Problem to work on>
Pictures aside, copy exactly each line from the one that holds "Parse this screenshot: output" through the last line of the records below.

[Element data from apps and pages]
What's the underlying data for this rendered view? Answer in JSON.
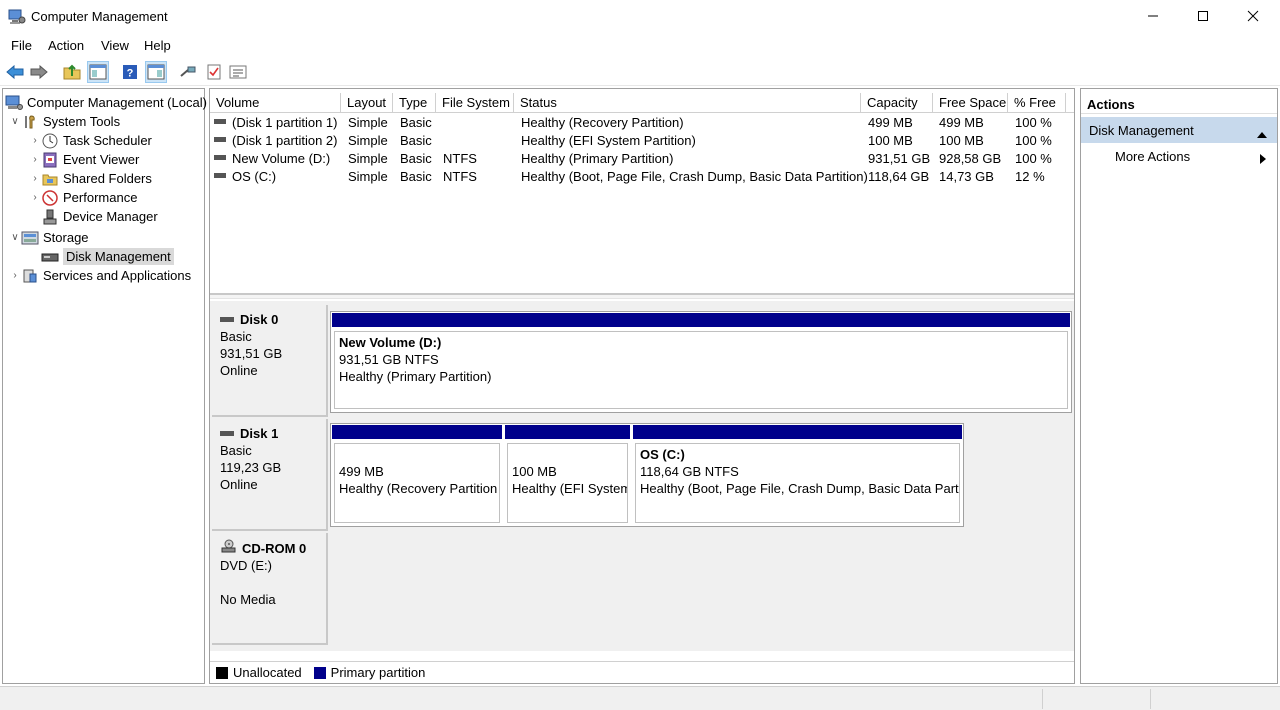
{
  "window": {
    "title": "Computer Management"
  },
  "menu": [
    "File",
    "Action",
    "View",
    "Help"
  ],
  "tree": {
    "root": "Computer Management (Local)",
    "system_tools": "System Tools",
    "task_scheduler": "Task Scheduler",
    "event_viewer": "Event Viewer",
    "shared_folders": "Shared Folders",
    "performance": "Performance",
    "device_manager": "Device Manager",
    "storage": "Storage",
    "disk_management": "Disk Management",
    "services": "Services and Applications"
  },
  "volume_table": {
    "headers": [
      "Volume",
      "Layout",
      "Type",
      "File System",
      "Status",
      "Capacity",
      "Free Space",
      "% Free"
    ],
    "rows": [
      [
        "(Disk 1 partition 1)",
        "Simple",
        "Basic",
        "",
        "Healthy (Recovery Partition)",
        "499 MB",
        "499 MB",
        "100 %"
      ],
      [
        "(Disk 1 partition 2)",
        "Simple",
        "Basic",
        "",
        "Healthy (EFI System Partition)",
        "100 MB",
        "100 MB",
        "100 %"
      ],
      [
        "New Volume (D:)",
        "Simple",
        "Basic",
        "NTFS",
        "Healthy (Primary Partition)",
        "931,51 GB",
        "928,58 GB",
        "100 %"
      ],
      [
        "OS (C:)",
        "Simple",
        "Basic",
        "NTFS",
        "Healthy (Boot, Page File, Crash Dump, Basic Data Partition)",
        "118,64 GB",
        "14,73 GB",
        "12 %"
      ]
    ]
  },
  "disks": {
    "disk0": {
      "name": "Disk 0",
      "type": "Basic",
      "size": "931,51 GB",
      "state": "Online",
      "p1": {
        "title": "New Volume  (D:)",
        "size": "931,51 GB NTFS",
        "status": "Healthy (Primary Partition)"
      }
    },
    "disk1": {
      "name": "Disk 1",
      "type": "Basic",
      "size": "119,23 GB",
      "state": "Online",
      "p1": {
        "size": "499 MB",
        "status": "Healthy (Recovery Partition"
      },
      "p2": {
        "size": "100 MB",
        "status": "Healthy (EFI System"
      },
      "p3": {
        "title": "OS  (C:)",
        "size": "118,64 GB NTFS",
        "status": "Healthy (Boot, Page File, Crash Dump, Basic Data Partit"
      }
    },
    "cdrom0": {
      "name": "CD-ROM 0",
      "drive": "DVD (E:)",
      "state": "No Media"
    }
  },
  "legend": {
    "unallocated": "Unallocated",
    "primary": "Primary partition"
  },
  "actions": {
    "header": "Actions",
    "section": "Disk Management",
    "more": "More Actions"
  },
  "colors": {
    "primary_partition": "#00008b",
    "unallocated": "#000000",
    "actions_section": "#c7d9ec"
  }
}
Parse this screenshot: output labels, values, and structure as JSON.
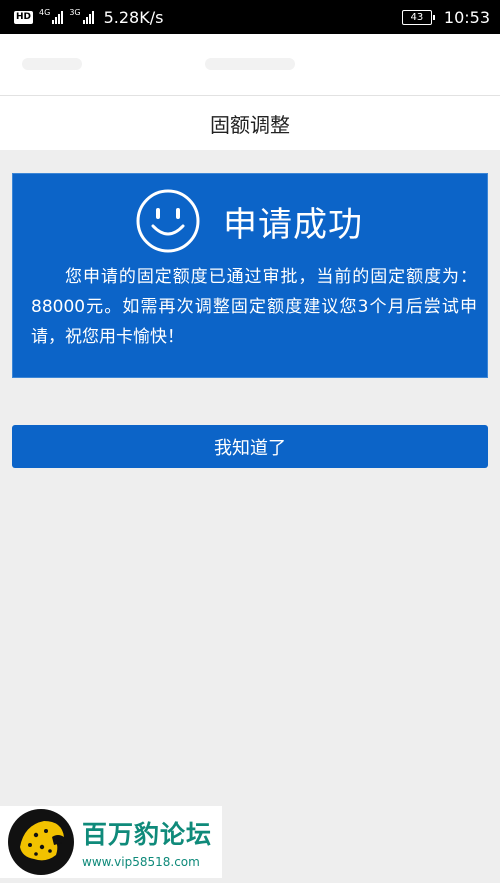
{
  "status_bar": {
    "hd": "HD",
    "net1": "4G",
    "net2": "3G",
    "speed": "5.28K/s",
    "battery": "43",
    "time": "10:53"
  },
  "header": {
    "title": "固额调整"
  },
  "result": {
    "icon": "smiley-icon",
    "title": "申请成功",
    "message": "您申请的固定额度已通过审批，当前的固定额度为：88000元。如需再次调整固定额度建议您3个月后尝试申请，祝您用卡愉快！"
  },
  "actions": {
    "ok_label": "我知道了"
  },
  "watermark": {
    "name": "百万豹论坛",
    "url": "www.vip58518.com"
  },
  "colors": {
    "primary": "#0c64c8",
    "background": "#eeeeee",
    "watermark_text": "#0f8a7a"
  }
}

Answer space>
Parse this screenshot: output labels, values, and structure as JSON.
{
  "status_bar": {
    "hd": "HD",
    "net1": "4G",
    "net2": "3G",
    "speed": "5.28K/s",
    "battery": "43",
    "time": "10:53"
  },
  "header": {
    "title": "固额调整"
  },
  "result": {
    "icon": "smiley-icon",
    "title": "申请成功",
    "message": "您申请的固定额度已通过审批，当前的固定额度为：88000元。如需再次调整固定额度建议您3个月后尝试申请，祝您用卡愉快！"
  },
  "actions": {
    "ok_label": "我知道了"
  },
  "watermark": {
    "name": "百万豹论坛",
    "url": "www.vip58518.com"
  },
  "colors": {
    "primary": "#0c64c8",
    "background": "#eeeeee",
    "watermark_text": "#0f8a7a"
  }
}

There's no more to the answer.